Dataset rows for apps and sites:
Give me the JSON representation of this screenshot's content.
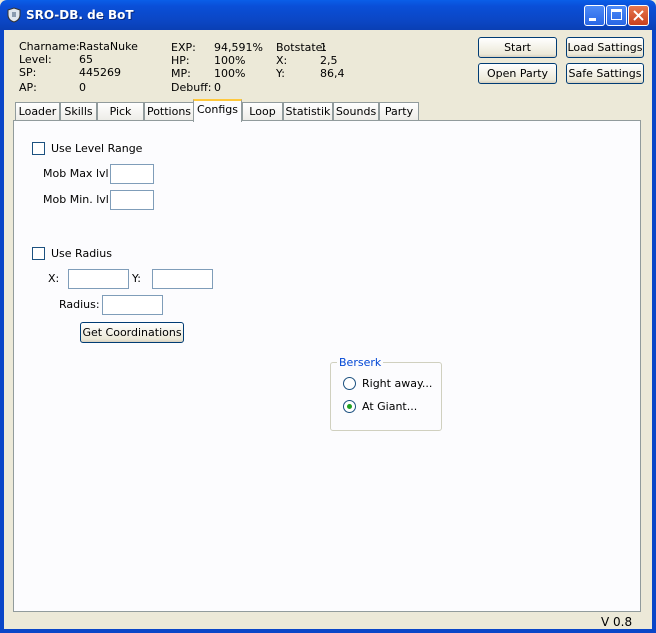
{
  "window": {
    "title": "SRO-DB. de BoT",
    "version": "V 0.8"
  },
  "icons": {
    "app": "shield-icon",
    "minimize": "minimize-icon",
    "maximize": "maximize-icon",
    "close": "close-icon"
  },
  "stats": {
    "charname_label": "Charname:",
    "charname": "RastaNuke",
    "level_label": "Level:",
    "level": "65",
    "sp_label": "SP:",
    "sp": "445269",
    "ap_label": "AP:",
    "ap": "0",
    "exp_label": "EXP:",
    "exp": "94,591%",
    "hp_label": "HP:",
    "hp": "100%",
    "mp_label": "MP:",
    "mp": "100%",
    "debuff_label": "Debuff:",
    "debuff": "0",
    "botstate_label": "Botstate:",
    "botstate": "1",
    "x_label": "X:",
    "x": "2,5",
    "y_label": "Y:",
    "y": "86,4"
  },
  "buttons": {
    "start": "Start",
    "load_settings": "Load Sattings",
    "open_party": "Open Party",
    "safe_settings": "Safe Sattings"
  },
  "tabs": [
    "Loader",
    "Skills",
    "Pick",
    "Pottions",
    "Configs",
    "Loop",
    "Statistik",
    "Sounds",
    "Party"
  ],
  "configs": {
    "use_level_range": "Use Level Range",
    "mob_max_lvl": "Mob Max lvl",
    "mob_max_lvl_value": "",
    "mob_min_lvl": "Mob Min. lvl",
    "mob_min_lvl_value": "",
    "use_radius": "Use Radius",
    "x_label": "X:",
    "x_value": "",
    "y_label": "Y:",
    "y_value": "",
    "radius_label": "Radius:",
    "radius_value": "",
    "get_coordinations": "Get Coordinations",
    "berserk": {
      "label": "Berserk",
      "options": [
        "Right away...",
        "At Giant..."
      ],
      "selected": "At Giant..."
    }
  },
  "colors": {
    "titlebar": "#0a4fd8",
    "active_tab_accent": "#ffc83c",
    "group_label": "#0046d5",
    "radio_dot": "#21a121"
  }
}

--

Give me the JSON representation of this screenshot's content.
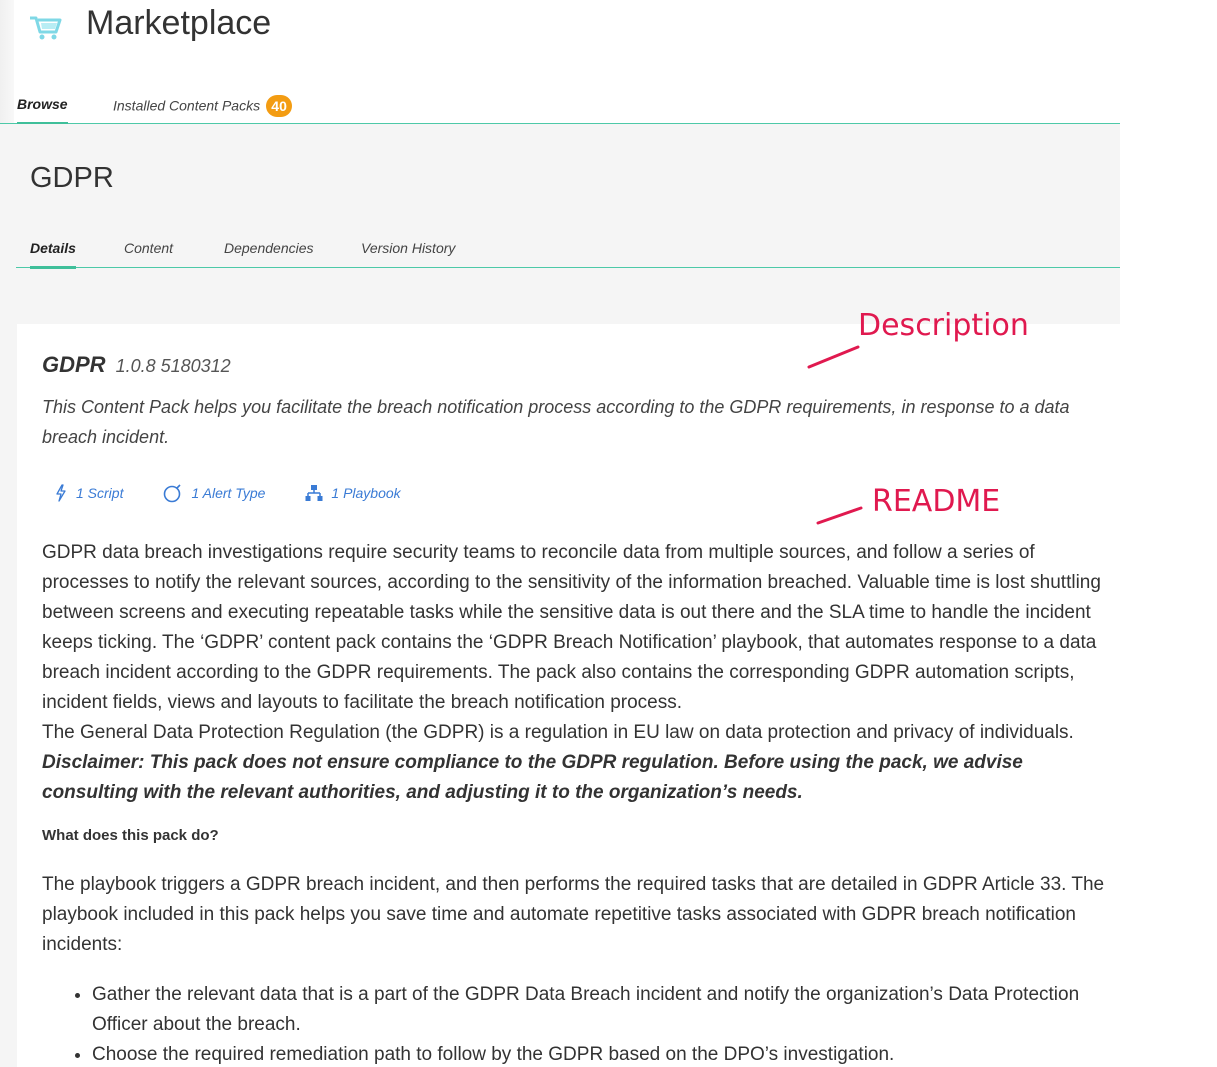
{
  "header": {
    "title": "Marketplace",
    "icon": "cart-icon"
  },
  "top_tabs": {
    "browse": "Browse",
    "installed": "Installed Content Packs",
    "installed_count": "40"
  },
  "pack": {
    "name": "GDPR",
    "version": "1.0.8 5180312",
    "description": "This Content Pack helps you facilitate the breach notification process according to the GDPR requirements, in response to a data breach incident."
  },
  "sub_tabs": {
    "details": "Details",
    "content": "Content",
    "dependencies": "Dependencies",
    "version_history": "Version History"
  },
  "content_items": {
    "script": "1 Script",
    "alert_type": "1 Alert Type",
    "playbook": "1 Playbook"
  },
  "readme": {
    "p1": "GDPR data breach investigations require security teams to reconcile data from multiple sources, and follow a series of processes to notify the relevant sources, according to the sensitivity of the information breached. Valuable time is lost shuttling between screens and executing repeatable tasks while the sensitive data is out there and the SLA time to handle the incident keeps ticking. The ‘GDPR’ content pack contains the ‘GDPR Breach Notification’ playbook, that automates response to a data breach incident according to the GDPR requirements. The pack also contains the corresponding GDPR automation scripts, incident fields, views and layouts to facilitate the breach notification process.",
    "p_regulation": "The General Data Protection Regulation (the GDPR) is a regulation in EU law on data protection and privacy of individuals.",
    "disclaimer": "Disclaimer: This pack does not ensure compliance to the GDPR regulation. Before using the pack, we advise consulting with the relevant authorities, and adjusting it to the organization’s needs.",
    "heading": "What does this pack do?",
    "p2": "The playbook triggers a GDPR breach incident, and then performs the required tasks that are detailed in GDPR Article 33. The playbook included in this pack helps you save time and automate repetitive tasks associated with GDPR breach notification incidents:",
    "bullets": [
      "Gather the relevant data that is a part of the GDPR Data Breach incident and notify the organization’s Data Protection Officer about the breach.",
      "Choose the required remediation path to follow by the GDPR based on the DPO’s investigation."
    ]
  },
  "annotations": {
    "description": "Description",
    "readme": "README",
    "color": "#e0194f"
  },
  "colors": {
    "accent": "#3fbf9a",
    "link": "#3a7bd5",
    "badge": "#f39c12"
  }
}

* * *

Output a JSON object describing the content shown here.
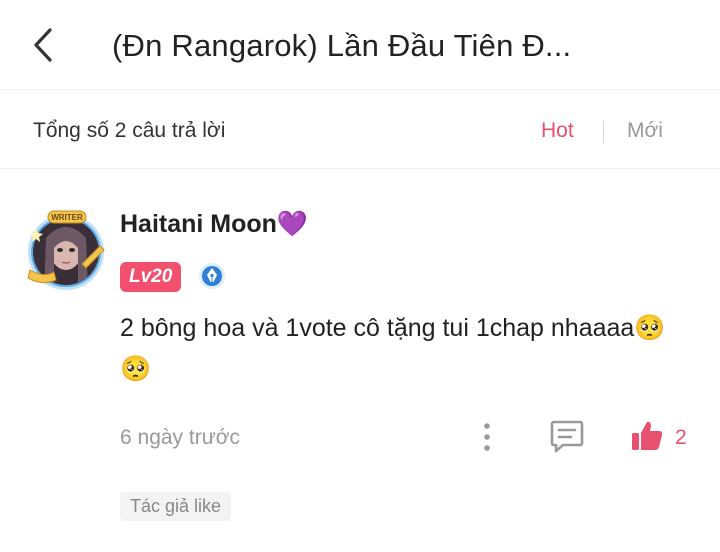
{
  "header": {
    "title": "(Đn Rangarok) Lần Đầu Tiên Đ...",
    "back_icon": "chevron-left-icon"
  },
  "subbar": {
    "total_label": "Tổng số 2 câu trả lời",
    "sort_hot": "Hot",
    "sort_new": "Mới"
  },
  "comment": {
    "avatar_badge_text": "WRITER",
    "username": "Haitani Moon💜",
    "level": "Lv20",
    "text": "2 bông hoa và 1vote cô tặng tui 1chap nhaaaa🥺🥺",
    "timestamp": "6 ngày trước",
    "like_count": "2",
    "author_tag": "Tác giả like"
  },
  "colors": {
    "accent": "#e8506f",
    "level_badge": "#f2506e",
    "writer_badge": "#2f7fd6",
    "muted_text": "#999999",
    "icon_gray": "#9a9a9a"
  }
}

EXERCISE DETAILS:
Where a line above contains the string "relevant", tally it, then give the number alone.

TASK SOLUTION:
3